It was six years ago this month that NASA shot the Kepler telescope to the heavens on a galactic, planet-finding mission. Today, the space agency released this graphic that could also be Kepler’s mic-dropping resume.
Launched on March 6, 2009, Kepler’s duty is pinpointing stars in our galaxy that sport orbiting exoplanets (like sun does with Earth). NASA is especially interested in those exoplanets that fall in the “habitable zone”—that sweet spot where an exoplanet is just close enough to a life-giving star that the planet could have an atmosphere that produces water, and, in turn, foster living organisms.

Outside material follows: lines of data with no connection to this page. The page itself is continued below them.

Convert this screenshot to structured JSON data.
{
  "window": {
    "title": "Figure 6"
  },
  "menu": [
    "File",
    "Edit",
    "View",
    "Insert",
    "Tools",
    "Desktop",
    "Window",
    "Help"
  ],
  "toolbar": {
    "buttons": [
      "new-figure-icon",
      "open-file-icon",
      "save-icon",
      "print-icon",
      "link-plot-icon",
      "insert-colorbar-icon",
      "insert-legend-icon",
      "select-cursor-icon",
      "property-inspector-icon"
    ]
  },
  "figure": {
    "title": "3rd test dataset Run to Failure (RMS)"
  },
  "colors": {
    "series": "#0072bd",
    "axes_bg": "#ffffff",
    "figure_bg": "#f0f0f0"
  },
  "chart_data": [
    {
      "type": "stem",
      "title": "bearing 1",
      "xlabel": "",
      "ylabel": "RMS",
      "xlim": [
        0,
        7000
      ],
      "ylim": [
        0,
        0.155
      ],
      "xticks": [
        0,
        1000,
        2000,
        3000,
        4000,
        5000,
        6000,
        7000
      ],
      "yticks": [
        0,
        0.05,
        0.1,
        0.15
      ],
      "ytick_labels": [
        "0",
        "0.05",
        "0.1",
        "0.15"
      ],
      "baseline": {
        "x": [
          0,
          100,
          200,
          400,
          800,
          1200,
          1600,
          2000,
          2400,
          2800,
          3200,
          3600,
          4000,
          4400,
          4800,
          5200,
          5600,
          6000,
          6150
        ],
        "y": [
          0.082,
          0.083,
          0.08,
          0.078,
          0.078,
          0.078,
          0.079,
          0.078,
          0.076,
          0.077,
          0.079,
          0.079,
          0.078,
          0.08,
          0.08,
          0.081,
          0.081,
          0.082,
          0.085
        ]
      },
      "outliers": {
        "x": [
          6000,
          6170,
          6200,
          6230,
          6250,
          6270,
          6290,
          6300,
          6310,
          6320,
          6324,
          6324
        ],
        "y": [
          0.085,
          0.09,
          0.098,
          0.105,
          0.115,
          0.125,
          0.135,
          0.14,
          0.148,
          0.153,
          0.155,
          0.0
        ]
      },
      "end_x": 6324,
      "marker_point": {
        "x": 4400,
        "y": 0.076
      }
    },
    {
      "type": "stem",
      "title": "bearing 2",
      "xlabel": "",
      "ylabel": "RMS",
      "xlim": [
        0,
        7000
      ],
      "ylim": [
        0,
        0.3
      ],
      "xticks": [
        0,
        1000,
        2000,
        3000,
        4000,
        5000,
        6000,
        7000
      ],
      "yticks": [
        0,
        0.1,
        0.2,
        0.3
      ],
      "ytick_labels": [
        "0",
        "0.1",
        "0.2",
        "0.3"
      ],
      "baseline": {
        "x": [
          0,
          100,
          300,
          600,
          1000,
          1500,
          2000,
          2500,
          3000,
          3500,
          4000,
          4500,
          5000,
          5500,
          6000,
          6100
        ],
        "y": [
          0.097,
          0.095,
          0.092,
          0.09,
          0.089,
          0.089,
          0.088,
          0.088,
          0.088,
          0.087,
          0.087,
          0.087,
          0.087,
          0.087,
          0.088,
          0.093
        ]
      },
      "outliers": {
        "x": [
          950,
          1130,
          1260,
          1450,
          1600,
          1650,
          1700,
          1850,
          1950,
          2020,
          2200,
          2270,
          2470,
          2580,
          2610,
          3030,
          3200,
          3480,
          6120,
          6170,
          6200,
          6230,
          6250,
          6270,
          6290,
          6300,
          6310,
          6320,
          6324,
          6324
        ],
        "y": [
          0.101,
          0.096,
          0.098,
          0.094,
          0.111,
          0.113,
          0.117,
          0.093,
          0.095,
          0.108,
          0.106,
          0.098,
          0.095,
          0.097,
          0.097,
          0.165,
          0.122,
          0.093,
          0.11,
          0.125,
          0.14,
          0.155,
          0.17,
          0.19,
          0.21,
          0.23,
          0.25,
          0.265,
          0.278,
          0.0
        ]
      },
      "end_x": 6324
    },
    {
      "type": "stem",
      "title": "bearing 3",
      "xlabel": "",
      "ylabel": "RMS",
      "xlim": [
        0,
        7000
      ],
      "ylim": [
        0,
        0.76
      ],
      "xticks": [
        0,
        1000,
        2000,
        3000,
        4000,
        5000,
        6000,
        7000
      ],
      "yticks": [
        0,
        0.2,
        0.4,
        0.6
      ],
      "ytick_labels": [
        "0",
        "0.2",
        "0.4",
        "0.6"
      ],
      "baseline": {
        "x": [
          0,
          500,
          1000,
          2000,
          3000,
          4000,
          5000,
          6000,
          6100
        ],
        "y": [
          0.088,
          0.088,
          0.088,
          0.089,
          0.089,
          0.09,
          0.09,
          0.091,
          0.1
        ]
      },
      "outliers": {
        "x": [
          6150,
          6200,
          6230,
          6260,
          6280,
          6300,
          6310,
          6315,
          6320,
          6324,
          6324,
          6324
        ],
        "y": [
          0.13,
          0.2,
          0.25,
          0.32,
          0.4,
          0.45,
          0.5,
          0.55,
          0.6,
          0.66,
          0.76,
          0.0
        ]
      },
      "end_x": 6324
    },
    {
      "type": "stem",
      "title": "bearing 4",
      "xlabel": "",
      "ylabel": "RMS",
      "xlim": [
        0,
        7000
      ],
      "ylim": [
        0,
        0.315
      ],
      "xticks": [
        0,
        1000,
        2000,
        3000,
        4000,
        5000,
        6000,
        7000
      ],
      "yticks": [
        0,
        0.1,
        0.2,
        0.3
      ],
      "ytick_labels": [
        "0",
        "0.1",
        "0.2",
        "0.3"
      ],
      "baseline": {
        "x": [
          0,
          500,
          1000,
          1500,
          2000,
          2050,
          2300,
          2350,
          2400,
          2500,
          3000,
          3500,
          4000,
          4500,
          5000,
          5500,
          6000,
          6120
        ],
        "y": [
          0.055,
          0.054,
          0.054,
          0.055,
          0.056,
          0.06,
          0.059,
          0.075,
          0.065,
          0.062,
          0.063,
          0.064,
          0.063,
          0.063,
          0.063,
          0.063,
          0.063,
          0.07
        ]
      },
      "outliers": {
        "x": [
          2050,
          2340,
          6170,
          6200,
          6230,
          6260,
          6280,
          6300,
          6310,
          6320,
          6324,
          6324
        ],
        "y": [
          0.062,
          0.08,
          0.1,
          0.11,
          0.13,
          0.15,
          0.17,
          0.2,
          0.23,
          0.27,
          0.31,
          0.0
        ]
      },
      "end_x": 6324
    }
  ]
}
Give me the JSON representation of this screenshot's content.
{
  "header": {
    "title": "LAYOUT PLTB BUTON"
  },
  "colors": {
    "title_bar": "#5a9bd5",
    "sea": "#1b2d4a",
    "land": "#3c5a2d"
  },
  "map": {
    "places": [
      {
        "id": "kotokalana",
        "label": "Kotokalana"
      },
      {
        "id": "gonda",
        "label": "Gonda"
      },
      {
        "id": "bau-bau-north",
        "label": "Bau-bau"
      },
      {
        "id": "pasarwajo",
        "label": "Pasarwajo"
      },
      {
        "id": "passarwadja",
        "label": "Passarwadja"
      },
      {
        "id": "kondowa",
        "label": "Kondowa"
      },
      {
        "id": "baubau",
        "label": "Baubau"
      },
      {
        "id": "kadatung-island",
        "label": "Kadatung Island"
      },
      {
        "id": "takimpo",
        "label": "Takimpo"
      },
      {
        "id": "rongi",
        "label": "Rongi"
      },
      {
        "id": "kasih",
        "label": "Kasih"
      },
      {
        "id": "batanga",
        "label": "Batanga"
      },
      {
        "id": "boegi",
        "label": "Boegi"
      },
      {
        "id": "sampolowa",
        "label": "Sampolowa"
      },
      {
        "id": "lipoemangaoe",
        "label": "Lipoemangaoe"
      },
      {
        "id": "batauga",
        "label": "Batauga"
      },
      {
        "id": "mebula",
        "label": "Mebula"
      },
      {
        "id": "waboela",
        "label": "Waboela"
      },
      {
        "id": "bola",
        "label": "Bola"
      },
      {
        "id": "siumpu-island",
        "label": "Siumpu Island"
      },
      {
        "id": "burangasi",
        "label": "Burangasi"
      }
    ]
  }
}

The telescope’s mondo powerful light sensor is what’s used to find the locations of Earth-sized planets that might dwell in the habitable zone. The sensor spots minuscule changes in brightness around certain stars—these brightness changes suggest an exoplanet that’s orbiting its star.
That’s not an easy task, though. According to NASA’s press release:
For a remote observer, Earth transiting the sun would dim its light by less than 1/100th of one percent, or the equivalent of the amount of light blocked by a gnat crawling across a car’s headlight viewed from several miles away.
Now according to the data released today, Kepler: Exoplanet Hunter has discovered over 1,000 of these in only six years. Can we give this spacecraft a raise?